Founders: Andrew Cameron, Garry Duffy and Darren Burke
Elevator pitch: A device for treating venous leg ulcers
Funding: Investments from Enterprise Ireland, EIT Health and NDRC
Status: Raising a seed round this year
AUSTRALIAN ANDREW CAMERON came to Dublin in 2012 for his post-doc in the Royal College of Surgeons in Ireland. Working under Prof Fergal O’Brien, Cameron’s project was focused on corneal regeneration, addressing defects in the eyes.
“While I enjoyed that project, the road for commercialisation of tissue engineering technologies is very long and hard,” Cameron said. “I thought it would be nice to try and get into medical devices.”
He moved out west and joined the BioInnovate programme at NUI Galway. The programme provides support for early-stage medtech business ideas.
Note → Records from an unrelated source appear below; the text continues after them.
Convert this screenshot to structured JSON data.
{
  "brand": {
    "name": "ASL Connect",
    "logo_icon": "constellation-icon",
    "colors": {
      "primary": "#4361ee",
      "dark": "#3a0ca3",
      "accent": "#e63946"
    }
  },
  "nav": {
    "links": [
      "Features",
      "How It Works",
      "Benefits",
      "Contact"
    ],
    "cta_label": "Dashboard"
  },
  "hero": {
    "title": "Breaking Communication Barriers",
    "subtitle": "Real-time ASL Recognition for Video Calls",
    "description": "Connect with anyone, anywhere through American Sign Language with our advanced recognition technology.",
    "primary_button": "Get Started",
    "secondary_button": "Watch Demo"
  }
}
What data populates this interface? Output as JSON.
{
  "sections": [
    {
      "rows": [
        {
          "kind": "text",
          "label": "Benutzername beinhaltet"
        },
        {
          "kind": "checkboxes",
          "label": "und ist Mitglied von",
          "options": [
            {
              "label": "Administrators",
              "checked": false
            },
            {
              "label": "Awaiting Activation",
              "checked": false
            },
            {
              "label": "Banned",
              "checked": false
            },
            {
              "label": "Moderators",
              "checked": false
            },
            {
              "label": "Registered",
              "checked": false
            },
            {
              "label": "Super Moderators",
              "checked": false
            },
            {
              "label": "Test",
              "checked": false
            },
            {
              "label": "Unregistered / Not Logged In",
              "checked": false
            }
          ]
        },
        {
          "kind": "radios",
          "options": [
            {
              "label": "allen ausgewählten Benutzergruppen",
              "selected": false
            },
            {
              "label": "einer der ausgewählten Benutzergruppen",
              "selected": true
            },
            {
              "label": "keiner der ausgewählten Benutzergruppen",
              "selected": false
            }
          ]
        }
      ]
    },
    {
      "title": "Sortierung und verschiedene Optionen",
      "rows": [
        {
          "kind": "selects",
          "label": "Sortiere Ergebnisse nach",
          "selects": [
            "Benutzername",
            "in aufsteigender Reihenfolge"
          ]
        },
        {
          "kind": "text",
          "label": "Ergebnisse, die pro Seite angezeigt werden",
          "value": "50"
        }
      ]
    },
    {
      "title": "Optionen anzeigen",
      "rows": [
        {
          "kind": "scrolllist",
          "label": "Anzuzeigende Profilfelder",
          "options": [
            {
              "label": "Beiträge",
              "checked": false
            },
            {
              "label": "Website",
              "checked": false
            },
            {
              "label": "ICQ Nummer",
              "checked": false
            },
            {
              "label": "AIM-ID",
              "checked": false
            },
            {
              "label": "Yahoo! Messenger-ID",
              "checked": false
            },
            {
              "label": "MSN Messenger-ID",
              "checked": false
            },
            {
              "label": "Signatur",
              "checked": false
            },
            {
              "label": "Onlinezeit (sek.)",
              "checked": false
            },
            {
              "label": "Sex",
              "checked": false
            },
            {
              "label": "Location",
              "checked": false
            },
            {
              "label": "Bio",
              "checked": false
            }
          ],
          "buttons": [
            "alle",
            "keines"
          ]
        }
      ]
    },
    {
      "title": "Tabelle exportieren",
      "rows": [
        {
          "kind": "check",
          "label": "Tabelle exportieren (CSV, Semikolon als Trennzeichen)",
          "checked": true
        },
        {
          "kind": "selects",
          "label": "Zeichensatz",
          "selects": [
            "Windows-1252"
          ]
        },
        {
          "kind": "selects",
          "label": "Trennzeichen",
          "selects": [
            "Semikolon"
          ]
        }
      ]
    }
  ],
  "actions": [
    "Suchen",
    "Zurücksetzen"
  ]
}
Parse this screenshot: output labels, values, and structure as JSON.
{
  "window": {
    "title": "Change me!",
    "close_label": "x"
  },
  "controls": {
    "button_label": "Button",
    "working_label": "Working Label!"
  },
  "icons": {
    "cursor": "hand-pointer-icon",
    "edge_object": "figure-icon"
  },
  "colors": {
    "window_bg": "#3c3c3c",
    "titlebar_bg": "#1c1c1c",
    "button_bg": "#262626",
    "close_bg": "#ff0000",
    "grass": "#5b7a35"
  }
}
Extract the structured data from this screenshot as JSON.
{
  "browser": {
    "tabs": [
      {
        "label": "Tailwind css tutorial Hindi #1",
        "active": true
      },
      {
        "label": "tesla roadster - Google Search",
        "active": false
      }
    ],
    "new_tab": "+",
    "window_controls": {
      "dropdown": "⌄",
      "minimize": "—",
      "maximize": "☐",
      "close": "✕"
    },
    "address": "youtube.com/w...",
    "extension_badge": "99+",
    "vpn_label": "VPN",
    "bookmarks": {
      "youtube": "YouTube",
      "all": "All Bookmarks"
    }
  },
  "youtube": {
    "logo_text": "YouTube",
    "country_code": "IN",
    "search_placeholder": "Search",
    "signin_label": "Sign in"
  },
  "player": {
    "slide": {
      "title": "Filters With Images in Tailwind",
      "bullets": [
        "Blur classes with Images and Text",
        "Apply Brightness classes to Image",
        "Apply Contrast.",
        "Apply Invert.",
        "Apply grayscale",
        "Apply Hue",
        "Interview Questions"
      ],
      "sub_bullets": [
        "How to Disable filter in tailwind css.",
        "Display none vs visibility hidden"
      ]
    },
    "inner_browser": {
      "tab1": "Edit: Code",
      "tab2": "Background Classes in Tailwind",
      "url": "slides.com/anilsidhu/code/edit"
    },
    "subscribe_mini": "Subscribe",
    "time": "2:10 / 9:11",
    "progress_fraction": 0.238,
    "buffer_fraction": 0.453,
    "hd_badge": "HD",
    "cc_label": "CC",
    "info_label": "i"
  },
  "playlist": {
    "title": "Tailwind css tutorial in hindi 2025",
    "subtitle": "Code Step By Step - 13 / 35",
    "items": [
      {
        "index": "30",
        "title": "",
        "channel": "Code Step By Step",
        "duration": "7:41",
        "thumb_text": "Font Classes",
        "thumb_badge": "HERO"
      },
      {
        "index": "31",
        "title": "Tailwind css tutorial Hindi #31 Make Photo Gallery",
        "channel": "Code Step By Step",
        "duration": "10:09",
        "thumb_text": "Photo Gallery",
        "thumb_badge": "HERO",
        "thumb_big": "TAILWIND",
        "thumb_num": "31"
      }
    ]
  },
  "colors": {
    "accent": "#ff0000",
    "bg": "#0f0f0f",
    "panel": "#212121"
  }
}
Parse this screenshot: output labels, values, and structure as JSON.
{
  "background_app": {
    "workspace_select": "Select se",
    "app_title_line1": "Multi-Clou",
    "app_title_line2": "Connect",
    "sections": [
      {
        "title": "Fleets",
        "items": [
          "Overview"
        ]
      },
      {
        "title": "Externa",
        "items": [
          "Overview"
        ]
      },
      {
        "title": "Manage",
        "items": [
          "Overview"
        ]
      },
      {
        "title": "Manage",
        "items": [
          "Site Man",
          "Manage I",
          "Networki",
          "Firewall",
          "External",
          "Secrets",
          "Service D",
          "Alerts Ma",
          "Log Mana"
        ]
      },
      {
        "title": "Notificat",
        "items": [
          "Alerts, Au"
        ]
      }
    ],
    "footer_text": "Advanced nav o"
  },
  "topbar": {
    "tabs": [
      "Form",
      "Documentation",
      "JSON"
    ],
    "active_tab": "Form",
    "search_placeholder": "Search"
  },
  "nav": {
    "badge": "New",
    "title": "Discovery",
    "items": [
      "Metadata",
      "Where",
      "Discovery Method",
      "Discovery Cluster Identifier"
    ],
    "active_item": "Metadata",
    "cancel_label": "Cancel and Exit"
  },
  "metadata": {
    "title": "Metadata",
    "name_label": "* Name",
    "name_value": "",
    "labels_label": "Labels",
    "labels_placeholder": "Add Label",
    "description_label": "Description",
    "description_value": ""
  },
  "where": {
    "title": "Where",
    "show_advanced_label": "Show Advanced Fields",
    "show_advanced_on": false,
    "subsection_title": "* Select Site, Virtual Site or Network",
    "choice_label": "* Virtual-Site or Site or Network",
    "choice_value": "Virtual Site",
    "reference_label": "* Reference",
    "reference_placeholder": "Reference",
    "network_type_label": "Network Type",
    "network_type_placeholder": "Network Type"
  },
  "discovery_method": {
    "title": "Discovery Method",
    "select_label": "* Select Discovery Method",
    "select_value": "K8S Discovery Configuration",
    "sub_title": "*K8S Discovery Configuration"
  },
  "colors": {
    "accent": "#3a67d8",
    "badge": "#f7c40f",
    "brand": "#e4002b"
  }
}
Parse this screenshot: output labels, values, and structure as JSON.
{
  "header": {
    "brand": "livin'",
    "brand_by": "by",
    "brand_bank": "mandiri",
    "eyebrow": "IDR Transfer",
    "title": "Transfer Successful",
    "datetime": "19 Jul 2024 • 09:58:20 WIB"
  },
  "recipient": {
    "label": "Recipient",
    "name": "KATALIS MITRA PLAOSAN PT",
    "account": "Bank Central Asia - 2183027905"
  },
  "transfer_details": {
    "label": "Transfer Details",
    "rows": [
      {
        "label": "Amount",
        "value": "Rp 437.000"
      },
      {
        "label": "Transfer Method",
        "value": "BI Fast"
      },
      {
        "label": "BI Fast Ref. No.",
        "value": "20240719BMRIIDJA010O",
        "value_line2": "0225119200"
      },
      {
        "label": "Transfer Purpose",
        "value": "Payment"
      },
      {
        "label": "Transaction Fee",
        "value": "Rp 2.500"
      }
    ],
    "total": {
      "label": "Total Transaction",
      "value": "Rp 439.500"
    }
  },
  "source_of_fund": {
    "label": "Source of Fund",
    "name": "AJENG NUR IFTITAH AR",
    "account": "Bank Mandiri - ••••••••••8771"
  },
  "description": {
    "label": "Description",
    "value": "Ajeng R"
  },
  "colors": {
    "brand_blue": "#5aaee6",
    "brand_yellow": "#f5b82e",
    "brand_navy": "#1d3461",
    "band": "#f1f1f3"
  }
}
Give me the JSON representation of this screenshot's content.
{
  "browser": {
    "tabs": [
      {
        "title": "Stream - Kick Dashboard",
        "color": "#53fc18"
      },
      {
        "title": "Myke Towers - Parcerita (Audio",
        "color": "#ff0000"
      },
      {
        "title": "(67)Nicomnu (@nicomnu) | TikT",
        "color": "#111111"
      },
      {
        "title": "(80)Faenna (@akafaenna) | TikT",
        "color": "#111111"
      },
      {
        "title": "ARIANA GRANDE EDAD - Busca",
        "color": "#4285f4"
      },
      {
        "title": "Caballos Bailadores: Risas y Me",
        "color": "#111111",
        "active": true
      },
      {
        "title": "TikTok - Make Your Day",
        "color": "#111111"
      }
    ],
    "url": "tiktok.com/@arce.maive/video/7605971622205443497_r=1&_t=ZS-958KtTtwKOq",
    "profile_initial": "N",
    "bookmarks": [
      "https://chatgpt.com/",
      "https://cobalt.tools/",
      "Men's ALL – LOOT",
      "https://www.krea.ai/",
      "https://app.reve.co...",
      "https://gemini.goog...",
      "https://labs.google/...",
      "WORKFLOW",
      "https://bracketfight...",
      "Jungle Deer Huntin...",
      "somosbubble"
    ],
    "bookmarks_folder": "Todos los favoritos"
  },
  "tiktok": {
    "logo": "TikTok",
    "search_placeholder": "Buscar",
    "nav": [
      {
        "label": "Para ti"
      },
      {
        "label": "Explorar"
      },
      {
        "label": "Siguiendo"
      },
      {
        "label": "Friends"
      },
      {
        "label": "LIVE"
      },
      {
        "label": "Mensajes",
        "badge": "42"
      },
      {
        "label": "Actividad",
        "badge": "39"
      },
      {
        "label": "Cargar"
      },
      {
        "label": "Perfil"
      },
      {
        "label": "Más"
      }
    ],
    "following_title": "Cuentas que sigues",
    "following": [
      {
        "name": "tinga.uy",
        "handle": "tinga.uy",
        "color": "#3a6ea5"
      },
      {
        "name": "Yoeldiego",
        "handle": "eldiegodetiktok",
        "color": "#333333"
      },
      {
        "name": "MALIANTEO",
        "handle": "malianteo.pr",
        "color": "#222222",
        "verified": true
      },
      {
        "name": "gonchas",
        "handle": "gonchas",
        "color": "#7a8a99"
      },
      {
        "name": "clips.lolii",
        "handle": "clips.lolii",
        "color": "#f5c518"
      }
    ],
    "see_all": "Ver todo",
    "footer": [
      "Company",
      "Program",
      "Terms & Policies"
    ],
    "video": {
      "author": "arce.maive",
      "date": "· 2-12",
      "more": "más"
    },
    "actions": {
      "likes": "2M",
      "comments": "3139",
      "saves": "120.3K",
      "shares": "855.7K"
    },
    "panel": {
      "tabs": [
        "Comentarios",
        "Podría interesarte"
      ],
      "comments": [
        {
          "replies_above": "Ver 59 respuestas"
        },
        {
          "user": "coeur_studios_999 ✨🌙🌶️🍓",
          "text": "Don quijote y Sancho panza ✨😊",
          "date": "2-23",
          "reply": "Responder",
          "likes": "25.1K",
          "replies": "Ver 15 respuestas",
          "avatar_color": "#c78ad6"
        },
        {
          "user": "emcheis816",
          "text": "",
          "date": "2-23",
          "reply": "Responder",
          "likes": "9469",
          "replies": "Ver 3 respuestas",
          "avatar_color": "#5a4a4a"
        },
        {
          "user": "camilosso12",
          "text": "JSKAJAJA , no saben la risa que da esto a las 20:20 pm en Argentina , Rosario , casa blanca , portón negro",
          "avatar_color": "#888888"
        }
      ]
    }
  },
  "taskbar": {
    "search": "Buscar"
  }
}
“I spent 10 months looking at different unmet needs as part of that programme. Our clinical immersion was in University Hospital Galway as well as in the Mayo Clinic in the USA,” Cameron explained.
During this time he came upon certain challenges with the way venous leg ulcers are treated in wound care centres.
Venous leg ulcers are chronic sores on the skin that can cause discomfort and pain and are usually treated with compression bandages and stockings.
“The treatment that they’re receiving was putting a huge pneumatic sleeve on their leg and that was hooked up to a compressor on the wall. That actuated their leg and essentially restored the blood flow to heal the ulcer,” he said.
This is an effective method but a cumbersome one. While speaking with the head of the NUIG school of nursing, Dr Georgina Gethin, Cameron learned that the process didn’t need to be completely reinvented but just made less complicated for the patient.
This led to Tight Alright, a small medical device developed by Cameron and his co-founders Garry Duffy and Darren Burke.
It sits inside the bandage that has been placed over an affected leg and senses the pressure. This can transmit signals to a digital interface in the hospital or on a smartphone.
“That way it allows for not only the application of the correct amount of pressure in the clinical setting but also you can use it as a wearable device so the patient can take it home and it can monitor the pressure over time.”
This can be helpful to nurses but also to patients outside a hospital that are wearing compression bandages that don’t necessarily have to be re-adjusted by a healthcare professional every time.
“What it would mean for using those products with our device is that if there was a reduction in pressure and the patient was able to identify that using the technology then they could re-apply the safe amount of pressure confidently to maintain that efficacious level of treatment.”
Feeltect has carried out some tests at University Hospital Galway in the wound care clinic where nurses used the device with bandages.
According to Cameron, nurses there saw a six-fold improvement in the ability to achieve a targeted pressure range.
“That gave us a lot of confidence that we were able to help experienced nurses but quite often these wounds are being treated at a community setting and the depth of experience may not be as specialised in wound care in some of those settings,” Cameron said.
“We think that this is going to have an even larger impact in the treatment of venous leg ulcers within the community.”
The startup is next lining up a study with St. James’ Hospital in Dublin. It has raised funding from Enterprise Ireland, the NDRC accelerator and EU-funded programme EIT Health.
It is now seeking a seed round of €800,000, which it hopes to close by mid-year, to finance its route to regulatory approval and commercialisation.
Cameron and his co-founder intend to take on staff, both on the sides of engineering and healthcare expertise, once the funding has been secured.
He said that Feeltect is in discussions with clinical collaborators in Ireland, the UK and US as well as advocacy organisations that help bring new technologies into the healthcare system.
“We also are engaging with potential strategic partners, so bandage manufacturers or wound care companies that have digital platforms to monitor their patients and all of these different organisations and entities we will use to try and leverage market entry.”